The effects of using traditional methods as opposed to automated methods were not fully evaluated for flat areas. In order to evaluate if the use of automated methods still proves viable in areas of low slope, a more thorough investigation using several study areas of the same shape and area, but different slopes, would have to be implemented.
Automated methods, requiring the use of a computer to extract hydrologic parameters, produce very consistent results for hydrologic parameters. Paper map-based methods of parameter extraction tend to vary more than do automated methods, especially for large areas.
As with traditional paper map-based methods, on-screen digitization from raster graphic maps is a highly subjective process. However, measurements for the large study area closely resemble results derived from automated processes using DEMs, more so than results derived using paper maps. This result implies that differences are most likely attributed to errors associated with physically measuring parameters with a map wheel and a planimeter, rather than the subjective nature of the application.
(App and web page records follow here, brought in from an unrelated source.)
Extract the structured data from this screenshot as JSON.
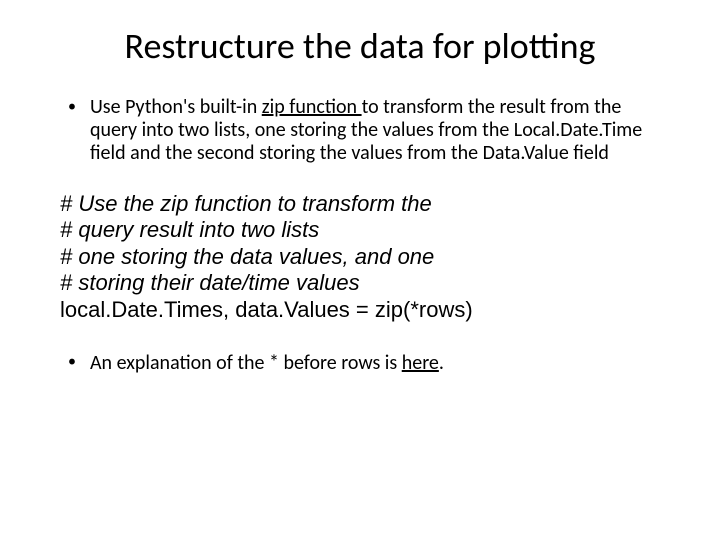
{
  "title": "Restructure the data for plotting",
  "bullet1": {
    "pre": "Use Python's built-in ",
    "link": "zip function ",
    "post": "to transform the result from the query into two lists, one storing the values from the Local.Date.Time field and the second storing the values from the Data.Value field"
  },
  "code": {
    "line1": "# Use the zip function to transform the",
    "line2": "# query result into two lists",
    "line3": "# one storing the data values, and one",
    "line4": "# storing their date/time values",
    "line5": "local.Date.Times, data.Values = zip(*rows)"
  },
  "bullet2": {
    "pre": "An explanation of the * before rows is ",
    "link": "here",
    "post": "."
  }
}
As paper map-based methods are more tedious than automated methods (with the exception of the TIN), and more time consuming, moving to automated methods would accelerate the design process. Parameters extracted using WMS, CRWR-PrePro, different resolution DEMs, and on-screen digitization from raster graphic maps do not vary significantly from one another, and any error associated